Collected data
· · ·
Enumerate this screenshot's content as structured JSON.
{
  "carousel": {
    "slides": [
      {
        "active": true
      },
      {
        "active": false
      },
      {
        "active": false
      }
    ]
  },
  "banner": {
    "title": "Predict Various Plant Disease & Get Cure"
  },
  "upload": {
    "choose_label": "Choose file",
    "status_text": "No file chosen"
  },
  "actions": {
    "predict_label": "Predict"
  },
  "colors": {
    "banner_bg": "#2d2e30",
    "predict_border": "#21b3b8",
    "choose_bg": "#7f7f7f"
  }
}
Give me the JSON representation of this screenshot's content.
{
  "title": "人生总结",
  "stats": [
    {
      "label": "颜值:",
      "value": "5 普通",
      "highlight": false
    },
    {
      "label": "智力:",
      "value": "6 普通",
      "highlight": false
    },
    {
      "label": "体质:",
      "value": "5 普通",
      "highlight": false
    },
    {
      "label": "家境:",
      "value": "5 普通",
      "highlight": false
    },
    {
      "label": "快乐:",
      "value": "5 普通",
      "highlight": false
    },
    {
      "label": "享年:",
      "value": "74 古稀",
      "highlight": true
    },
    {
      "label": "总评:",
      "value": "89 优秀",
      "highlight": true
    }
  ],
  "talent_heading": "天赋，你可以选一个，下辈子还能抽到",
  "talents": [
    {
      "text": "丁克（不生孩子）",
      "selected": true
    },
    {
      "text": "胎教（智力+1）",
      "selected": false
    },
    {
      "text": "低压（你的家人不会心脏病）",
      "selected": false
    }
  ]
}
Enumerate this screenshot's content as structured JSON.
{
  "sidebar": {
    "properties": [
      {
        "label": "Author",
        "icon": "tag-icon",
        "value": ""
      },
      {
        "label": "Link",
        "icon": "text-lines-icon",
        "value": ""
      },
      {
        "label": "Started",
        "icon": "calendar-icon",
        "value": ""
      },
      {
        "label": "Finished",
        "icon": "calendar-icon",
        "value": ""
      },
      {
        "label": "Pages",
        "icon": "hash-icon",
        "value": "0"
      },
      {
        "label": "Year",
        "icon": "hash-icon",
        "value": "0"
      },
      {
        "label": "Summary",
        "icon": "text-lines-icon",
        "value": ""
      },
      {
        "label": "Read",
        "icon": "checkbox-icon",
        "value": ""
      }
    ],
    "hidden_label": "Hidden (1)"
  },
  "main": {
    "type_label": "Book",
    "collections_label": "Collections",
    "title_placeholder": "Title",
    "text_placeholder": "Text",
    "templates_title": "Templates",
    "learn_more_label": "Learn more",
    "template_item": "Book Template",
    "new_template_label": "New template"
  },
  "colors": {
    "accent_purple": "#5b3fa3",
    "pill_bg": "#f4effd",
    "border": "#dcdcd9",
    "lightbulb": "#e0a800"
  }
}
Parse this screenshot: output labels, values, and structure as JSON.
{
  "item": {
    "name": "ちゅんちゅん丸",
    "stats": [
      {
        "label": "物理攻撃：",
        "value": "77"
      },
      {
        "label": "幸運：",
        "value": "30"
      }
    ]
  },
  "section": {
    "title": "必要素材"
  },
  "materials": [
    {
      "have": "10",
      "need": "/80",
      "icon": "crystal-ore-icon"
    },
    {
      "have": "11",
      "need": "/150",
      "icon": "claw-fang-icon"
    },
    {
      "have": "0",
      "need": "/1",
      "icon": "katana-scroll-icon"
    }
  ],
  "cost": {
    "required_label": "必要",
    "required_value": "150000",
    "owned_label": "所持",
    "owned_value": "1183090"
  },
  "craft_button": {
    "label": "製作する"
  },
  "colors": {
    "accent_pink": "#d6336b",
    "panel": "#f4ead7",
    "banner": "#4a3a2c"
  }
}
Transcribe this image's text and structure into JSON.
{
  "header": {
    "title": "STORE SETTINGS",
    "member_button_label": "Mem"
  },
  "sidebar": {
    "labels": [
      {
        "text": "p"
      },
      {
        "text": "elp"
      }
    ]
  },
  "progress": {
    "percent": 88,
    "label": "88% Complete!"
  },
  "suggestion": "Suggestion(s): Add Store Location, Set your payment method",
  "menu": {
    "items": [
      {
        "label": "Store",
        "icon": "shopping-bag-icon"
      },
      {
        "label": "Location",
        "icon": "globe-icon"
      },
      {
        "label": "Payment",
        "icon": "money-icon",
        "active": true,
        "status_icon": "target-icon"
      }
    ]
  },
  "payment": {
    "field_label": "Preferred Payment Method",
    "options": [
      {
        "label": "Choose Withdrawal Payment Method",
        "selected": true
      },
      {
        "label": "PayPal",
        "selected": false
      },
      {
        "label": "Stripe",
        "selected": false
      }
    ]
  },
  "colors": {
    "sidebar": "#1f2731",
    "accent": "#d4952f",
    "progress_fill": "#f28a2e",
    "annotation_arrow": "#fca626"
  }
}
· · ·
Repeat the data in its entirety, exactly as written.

* **ANSWER SECTION**
Enumerate this screenshot's content as structured JSON.
{
  "carousel": {
    "slides": [
      {
        "active": true
      },
      {
        "active": false
      },
      {
        "active": false
      }
    ]
  },
  "banner": {
    "title": "Predict Various Plant Disease & Get Cure"
  },
  "upload": {
    "choose_label": "Choose file",
    "status_text": "No file chosen"
  },
  "actions": {
    "predict_label": "Predict"
  },
  "colors": {
    "banner_bg": "#2d2e30",
    "predict_border": "#21b3b8",
    "choose_bg": "#7f7f7f"
  }
}
Give me the JSON representation of this screenshot's content.
{
  "title": "人生总结",
  "stats": [
    {
      "label": "颜值:",
      "value": "5 普通",
      "highlight": false
    },
    {
      "label": "智力:",
      "value": "6 普通",
      "highlight": false
    },
    {
      "label": "体质:",
      "value": "5 普通",
      "highlight": false
    },
    {
      "label": "家境:",
      "value": "5 普通",
      "highlight": false
    },
    {
      "label": "快乐:",
      "value": "5 普通",
      "highlight": false
    },
    {
      "label": "享年:",
      "value": "74 古稀",
      "highlight": true
    },
    {
      "label": "总评:",
      "value": "89 优秀",
      "highlight": true
    }
  ],
  "talent_heading": "天赋，你可以选一个，下辈子还能抽到",
  "talents": [
    {
      "text": "丁克（不生孩子）",
      "selected": true
    },
    {
      "text": "胎教（智力+1）",
      "selected": false
    },
    {
      "text": "低压（你的家人不会心脏病）",
      "selected": false
    }
  ]
}
Enumerate this screenshot's content as structured JSON.
{
  "sidebar": {
    "properties": [
      {
        "label": "Author",
        "icon": "tag-icon",
        "value": ""
      },
      {
        "label": "Link",
        "icon": "text-lines-icon",
        "value": ""
      },
      {
        "label": "Started",
        "icon": "calendar-icon",
        "value": ""
      },
      {
        "label": "Finished",
        "icon": "calendar-icon",
        "value": ""
      },
      {
        "label": "Pages",
        "icon": "hash-icon",
        "value": "0"
      },
      {
        "label": "Year",
        "icon": "hash-icon",
        "value": "0"
      },
      {
        "label": "Summary",
        "icon": "text-lines-icon",
        "value": ""
      },
      {
        "label": "Read",
        "icon": "checkbox-icon",
        "value": ""
      }
    ],
    "hidden_label": "Hidden (1)"
  },
  "main": {
    "type_label": "Book",
    "collections_label": "Collections",
    "title_placeholder": "Title",
    "text_placeholder": "Text",
    "templates_title": "Templates",
    "learn_more_label": "Learn more",
    "template_item": "Book Template",
    "new_template_label": "New template"
  },
  "colors": {
    "accent_purple": "#5b3fa3",
    "pill_bg": "#f4effd",
    "border": "#dcdcd9",
    "lightbulb": "#e0a800"
  }
}
Parse this screenshot: output labels, values, and structure as JSON.
{
  "item": {
    "name": "ちゅんちゅん丸",
    "stats": [
      {
        "label": "物理攻撃：",
        "value": "77"
      },
      {
        "label": "幸運：",
        "value": "30"
      }
    ]
  },
  "section": {
    "title": "必要素材"
  },
  "materials": [
    {
      "have": "10",
      "need": "/80",
      "icon": "crystal-ore-icon"
    },
    {
      "have": "11",
      "need": "/150",
      "icon": "claw-fang-icon"
    },
    {
      "have": "0",
      "need": "/1",
      "icon": "katana-scroll-icon"
    }
  ],
  "cost": {
    "required_label": "必要",
    "required_value": "150000",
    "owned_label": "所持",
    "owned_value": "1183090"
  },
  "craft_button": {
    "label": "製作する"
  },
  "colors": {
    "accent_pink": "#d6336b",
    "panel": "#f4ead7",
    "banner": "#4a3a2c"
  }
}
Transcribe this image's text and structure into JSON.
{
  "header": {
    "title": "STORE SETTINGS",
    "member_button_label": "Mem"
  },
  "sidebar": {
    "labels": [
      {
        "text": "p"
      },
      {
        "text": "elp"
      }
    ]
  },
  "progress": {
    "percent": 88,
    "label": "88% Complete!"
  },
  "suggestion": "Suggestion(s): Add Store Location, Set your payment method",
  "menu": {
    "items": [
      {
        "label": "Store",
        "icon": "shopping-bag-icon"
      },
      {
        "label": "Location",
        "icon": "globe-icon"
      },
      {
        "label": "Payment",
        "icon": "money-icon",
        "active": true,
        "status_icon": "target-icon"
      }
    ]
  },
  "payment": {
    "field_label": "Preferred Payment Method",
    "options": [
      {
        "label": "Choose Withdrawal Payment Method",
        "selected": true
      },
      {
        "label": "PayPal",
        "selected": false
      },
      {
        "label": "Stripe",
        "selected": false
      }
    ]
  },
  "colors": {
    "sidebar": "#1f2731",
    "accent": "#d4952f",
    "progress_fill": "#f28a2e",
    "annotation_arrow": "#fca626"
  }
}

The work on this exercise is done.